A Lift in Volleyball is also commonly referred to as an illegal hit. A Lift is when a player illegally contacts the ball. There are several ways a player can make illegal contact with the ball, such as slapping, carrying, palming, or directing the ball. To not be called for a Lift, the ball must leave the player’s hand immediately upon contact.
If the officials feel the contact was purposeful and the player does not immediately release the ball, then a Lift will be called. Depending on the severity of the LiftLift, it may result in a point being awarded to the other team or just a side-out. If players constantly make illegal contacts with the ball, they may be entirely removed from the game. So, players must be careful not to make illegal hits while playing Volleyball!
Frequently Asked Questions about Lifts in Volleyball:
What is a Lift in Volleyball?
A Lift is when a player illegally contacts the ball. There are several ways a player can make illegal contact with the ball, such as slapping, carrying, palming, or directing the ball. To not be called for a Lift, the ball must leave the player’s hand immediately upon contact.
How do I know if I am performing an illegal hit?
There are several ways a player can make illegal contact with the ball, such as slapping, carrying, palming, or directing the ball. To not be called for a Lift, the ball must leave the player’s hand immediately upon contact. If officials feel the contact was purposeful and the player does not immediately release the ball, then a Lift will be called. Depending on the severity of LiftLift, it may result in a point awarded to another team or just a side-out.
What are some common instances where I might lift someone in Volleyball?
One of the most common instances where you might lift someone in Volleyball is trying to save a ball from going out of bounds. It is legal as long as LiftLift is done in one fluid motion and does not meet any of the other prohibited actions.
What are the chances of making an illegal hit in Volleyball?

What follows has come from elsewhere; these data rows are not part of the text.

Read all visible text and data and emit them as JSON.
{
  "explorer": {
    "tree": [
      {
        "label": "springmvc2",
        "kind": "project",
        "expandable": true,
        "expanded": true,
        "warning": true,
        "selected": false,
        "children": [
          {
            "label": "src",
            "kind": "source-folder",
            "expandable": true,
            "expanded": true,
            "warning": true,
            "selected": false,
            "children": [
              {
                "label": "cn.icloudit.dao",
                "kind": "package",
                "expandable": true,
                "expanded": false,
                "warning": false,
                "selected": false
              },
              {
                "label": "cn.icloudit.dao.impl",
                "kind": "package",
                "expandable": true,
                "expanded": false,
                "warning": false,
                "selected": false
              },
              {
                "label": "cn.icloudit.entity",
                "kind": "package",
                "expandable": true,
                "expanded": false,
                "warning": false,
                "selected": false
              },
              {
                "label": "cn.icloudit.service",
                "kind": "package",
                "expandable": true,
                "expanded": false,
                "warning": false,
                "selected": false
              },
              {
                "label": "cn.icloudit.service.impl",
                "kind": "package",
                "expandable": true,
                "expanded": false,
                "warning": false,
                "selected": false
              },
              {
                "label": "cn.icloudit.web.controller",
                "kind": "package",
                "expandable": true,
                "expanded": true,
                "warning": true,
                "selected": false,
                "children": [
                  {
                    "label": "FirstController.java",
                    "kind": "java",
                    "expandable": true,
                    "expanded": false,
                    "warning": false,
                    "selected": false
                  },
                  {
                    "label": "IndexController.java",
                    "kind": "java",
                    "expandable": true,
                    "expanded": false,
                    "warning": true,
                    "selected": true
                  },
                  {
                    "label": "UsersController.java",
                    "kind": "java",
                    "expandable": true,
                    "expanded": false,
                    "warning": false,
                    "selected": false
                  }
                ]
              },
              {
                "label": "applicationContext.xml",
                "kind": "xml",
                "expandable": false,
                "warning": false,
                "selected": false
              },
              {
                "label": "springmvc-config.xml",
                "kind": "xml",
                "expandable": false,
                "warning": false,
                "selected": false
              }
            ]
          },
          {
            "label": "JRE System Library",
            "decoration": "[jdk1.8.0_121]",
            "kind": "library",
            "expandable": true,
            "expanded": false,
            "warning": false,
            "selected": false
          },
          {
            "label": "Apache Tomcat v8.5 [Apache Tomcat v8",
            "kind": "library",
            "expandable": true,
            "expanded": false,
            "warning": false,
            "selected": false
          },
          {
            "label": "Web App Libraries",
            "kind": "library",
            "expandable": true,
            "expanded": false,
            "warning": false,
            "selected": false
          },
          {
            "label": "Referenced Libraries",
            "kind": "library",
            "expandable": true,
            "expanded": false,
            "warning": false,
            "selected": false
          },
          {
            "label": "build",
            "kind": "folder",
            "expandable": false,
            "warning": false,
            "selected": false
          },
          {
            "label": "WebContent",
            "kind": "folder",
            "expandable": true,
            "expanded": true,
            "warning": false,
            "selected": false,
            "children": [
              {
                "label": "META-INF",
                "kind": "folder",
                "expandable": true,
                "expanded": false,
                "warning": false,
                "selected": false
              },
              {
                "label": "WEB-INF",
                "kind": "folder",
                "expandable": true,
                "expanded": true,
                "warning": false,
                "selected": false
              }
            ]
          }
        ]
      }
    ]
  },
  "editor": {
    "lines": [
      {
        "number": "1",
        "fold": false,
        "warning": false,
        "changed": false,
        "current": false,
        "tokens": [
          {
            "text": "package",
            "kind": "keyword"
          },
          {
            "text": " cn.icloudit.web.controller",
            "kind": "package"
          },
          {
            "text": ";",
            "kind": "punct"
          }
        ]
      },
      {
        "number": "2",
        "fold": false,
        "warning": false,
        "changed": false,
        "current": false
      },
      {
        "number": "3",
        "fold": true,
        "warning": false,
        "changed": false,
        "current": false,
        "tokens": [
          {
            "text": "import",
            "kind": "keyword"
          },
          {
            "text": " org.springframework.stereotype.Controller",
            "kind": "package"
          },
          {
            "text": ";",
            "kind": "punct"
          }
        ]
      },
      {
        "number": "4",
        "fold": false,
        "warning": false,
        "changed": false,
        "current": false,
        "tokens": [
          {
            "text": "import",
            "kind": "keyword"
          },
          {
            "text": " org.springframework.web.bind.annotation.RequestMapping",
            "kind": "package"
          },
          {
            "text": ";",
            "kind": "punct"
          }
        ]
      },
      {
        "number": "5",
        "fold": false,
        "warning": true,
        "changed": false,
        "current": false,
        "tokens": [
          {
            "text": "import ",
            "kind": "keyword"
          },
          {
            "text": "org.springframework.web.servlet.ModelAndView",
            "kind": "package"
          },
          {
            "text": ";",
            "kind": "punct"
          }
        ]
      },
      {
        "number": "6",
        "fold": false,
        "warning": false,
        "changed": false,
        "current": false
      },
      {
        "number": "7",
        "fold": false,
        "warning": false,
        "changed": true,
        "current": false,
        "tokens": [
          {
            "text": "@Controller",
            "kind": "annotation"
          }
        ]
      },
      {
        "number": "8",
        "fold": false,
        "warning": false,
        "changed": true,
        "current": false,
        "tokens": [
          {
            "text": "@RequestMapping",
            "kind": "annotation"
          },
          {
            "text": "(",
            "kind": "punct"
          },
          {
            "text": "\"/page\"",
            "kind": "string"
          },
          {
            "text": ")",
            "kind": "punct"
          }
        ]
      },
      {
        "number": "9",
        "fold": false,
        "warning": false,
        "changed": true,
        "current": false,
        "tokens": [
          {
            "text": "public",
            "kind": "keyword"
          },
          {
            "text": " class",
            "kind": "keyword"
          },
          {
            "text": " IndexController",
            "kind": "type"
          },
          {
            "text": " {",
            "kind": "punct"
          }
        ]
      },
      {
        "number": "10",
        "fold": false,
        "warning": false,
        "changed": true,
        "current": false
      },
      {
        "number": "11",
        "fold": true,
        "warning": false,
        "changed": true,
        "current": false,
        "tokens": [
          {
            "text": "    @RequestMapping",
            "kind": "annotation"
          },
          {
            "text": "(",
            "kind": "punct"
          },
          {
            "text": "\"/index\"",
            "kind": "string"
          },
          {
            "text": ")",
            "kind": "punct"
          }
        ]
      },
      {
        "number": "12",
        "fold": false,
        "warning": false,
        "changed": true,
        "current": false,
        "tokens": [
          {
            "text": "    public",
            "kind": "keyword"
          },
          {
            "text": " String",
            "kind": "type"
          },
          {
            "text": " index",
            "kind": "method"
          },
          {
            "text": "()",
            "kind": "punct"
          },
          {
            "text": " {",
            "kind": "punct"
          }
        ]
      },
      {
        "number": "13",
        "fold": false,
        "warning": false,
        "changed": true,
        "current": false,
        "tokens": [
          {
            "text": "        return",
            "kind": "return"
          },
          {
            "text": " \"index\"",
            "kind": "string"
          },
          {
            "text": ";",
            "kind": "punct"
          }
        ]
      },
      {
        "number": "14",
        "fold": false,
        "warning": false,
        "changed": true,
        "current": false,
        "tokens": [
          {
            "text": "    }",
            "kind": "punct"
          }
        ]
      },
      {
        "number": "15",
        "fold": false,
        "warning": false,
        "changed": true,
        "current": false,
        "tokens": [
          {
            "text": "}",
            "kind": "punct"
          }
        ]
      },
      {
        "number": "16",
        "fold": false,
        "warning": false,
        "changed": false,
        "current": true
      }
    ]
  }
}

If players constantly make illegal contacts with the ball, they may be entirely removed from the game. So, players must be careful not to make illegal hits while playing Volleyball!